He then had more than enough money to meet his current needs, and set up a brokerage account. But the stock market did not behave like a bucket shop, and so he lost money while he learned to adapt. Eventually, he succeeded at speculating on both stocks and commodities, leading to his greatest successes in being short the stock market prior to the panic of 1907, and the crash in 1929. During the 1920s, he started his own firm to try to institutionalize his gifts, and it worked for much of the era.
After the crash in 1929, the creation of the SEC and all the associated laws and regulations made speculating a lot more difficult, to the point where he could not make significant money speculating anymore.

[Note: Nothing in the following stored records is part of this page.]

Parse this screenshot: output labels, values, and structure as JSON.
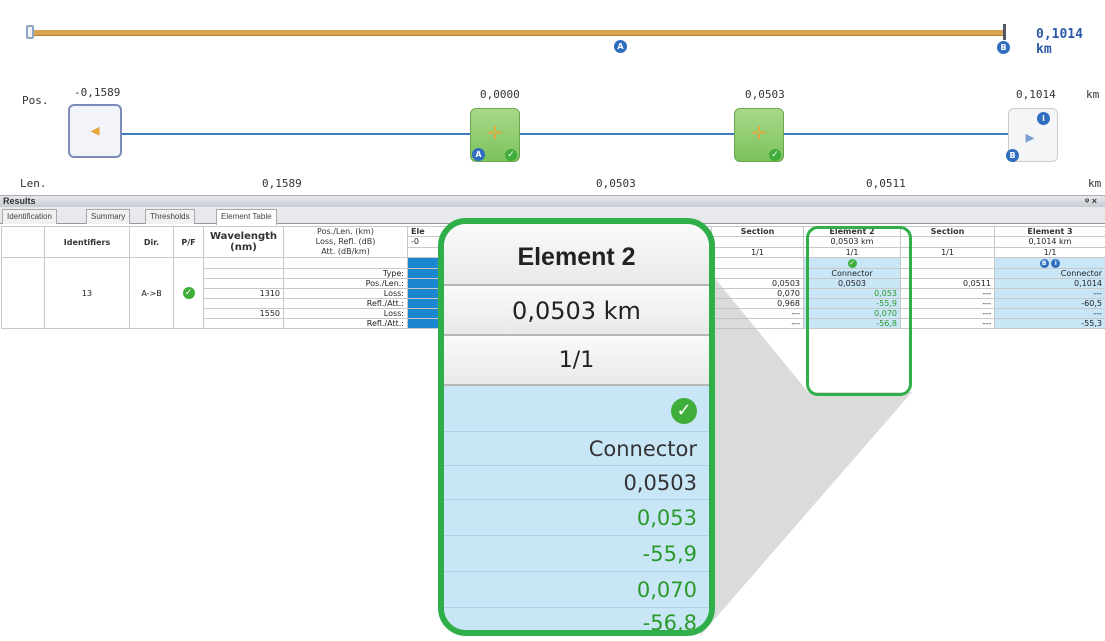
{
  "overview": {
    "total_length": "0,1014 km",
    "badge_a": "A",
    "badge_b": "B",
    "pos_label": "Pos.",
    "len_label": "Len.",
    "km_unit": "km",
    "positions": [
      "-0,1589",
      "0,0000",
      "0,0503",
      "0,1014"
    ],
    "lengths": [
      "0,1589",
      "0,0503",
      "0,0511"
    ]
  },
  "results": {
    "title": "Results",
    "pin": "ᵠ ×",
    "tabs": [
      "Identification",
      "Summary",
      "Thresholds",
      "Element Table"
    ],
    "active_tab": "Element Table",
    "headers": {
      "identifiers": "Identifiers",
      "dir": "Dir.",
      "pf": "P/F",
      "wavelength": "Wavelength (nm)",
      "poslen": [
        "Pos./Len. (km)",
        "Loss, Refl. (dB)",
        "Att. (dB/km)"
      ],
      "element1": "Ele",
      "element1_pos": "-0",
      "section": "Section",
      "element2": "Element 2",
      "element2_pos": "0,0503 km",
      "element3": "Element 3",
      "element3_pos": "0,1014 km",
      "ratio": "1/1"
    },
    "row": {
      "identifier": "13",
      "dir": "A->B",
      "wavelengths": [
        "1310",
        "1550"
      ],
      "types": [
        "Type:",
        "Pos./Len.:",
        "Loss:",
        "Refl./Att.:",
        "Loss:",
        "Refl./Att.:"
      ],
      "section_a": [
        "",
        "0,0503",
        "0,070",
        "0,968",
        "---",
        "---"
      ],
      "element2": [
        "Connector",
        "0,0503",
        "0,053",
        "-55,9",
        "0,070",
        "-56,8"
      ],
      "section_b": [
        "",
        "0,0511",
        "---",
        "---",
        "---",
        "---"
      ],
      "element3": [
        "Connector",
        "0,1014",
        "---",
        "-60,5",
        "---",
        "-55,3"
      ]
    }
  },
  "callout": {
    "title": "Element 2",
    "position": "0,0503 km",
    "ratio": "1/1",
    "type": "Connector",
    "pos": "0,0503",
    "loss_1310": "0,053",
    "refl_1310": "-55,9",
    "loss_1550": "0,070",
    "refl_1550": "-56,8"
  },
  "colors": {
    "highlight": "#2fae4a",
    "cell_blue": "#c9e6f7",
    "pass_green": "#2b9a2b"
  }
}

The Poor Financial Risk Manager
Amid the successes, he tended to aim for greater wins after his largest successes, which led to him losing much of what he had previously made. One time he was cheated out of much of what he had while trading cotton.
Amid all of that, he was well-liked by most he interacted with in a business context. Even after great losses, many wanted him to succeed again, and so they bankrolled him after failure. Before the Great Depression, he did not disappoint them — he succeeded in speculation and came roaring back, repaying all of his past debts with interest.
In one sense, it was live by the big speculation, and die by the big speculation. When you play with so much borrowed money, it’s hard for results to not be volatile.
A Rock Star of His Era
When he won big, he lived big. Compared to many wealthy people of his era, he let spending expand far more than many who had more reliable sources of income. Where did the money go? Yachts, homes, staff, wives, women, women, women… Aside from the last of his three wives, his marriages were troubled.
His last wife was a nice woman who was independently wealthy, and after Livermore lost it all in the mid-’30s, he increasingly relied on her to stay afloat. When he could no longer be the hero who could win a good living out of the market via speculation, his deflated pride led him to commit suicide in 1940.
A Sad Book Amid Amazing Successes
Sadly, his son and grandson who shared his name committed suicide in 1975 and 2006, respectively. On the whole, the story of Jesse Livermore’s life and legacy is a sad one. It should disabuse people of the notion that wealth brings happiness. If anything, it teaches that money that comes too easily tends to get lost easily also.
The author does a good job weaving the strands of his life into a consistent whole. The book is well-written, and probably the best book out there on the life of the famous speculator that so many present speculators admire. A side benefit is that in passing, you will learn a lot about the development of the markets during a time when they were less regulated. (The volatility of markets was obvious then. It not obvious now, which is why people get surprised by it when it explodes.)
Summary / Who Would Benefit from this Book
This is a comprehensive book that explains the life and times of Jesse Livermore, one of the greatest speculators in history. It will teach you history, but it won’t teach you how to speculate. If you want to buy it, you can buy it here: Jesse Livermore – Boy Plunger: The Man Who Sold America Short in 1929.
Full disclosure: I received a copy from a kind PR flack.
If you enter Amazon through my site, and you buy anything, I get a small commission. This is my main source of blog revenue. I prefer this to a “tip jar” because I want you to get something you want, rather than merely giving me a tip. Book reviews take time, particularly with the reading, which most book reviewers don’t do in full, and I typically do. (When I don’t, I mention that I scanned the book. Also, I never use the data that the PR flacks send out.)
Most people buying at Amazon do not enter via a referring website. Thus Amazon builds an extra 1-3% into the prices to all buyers to compensate for the commissions given to the minority that come through referring sites. Whether you buy at Amazon directly or enter via my site, your prices don’t change.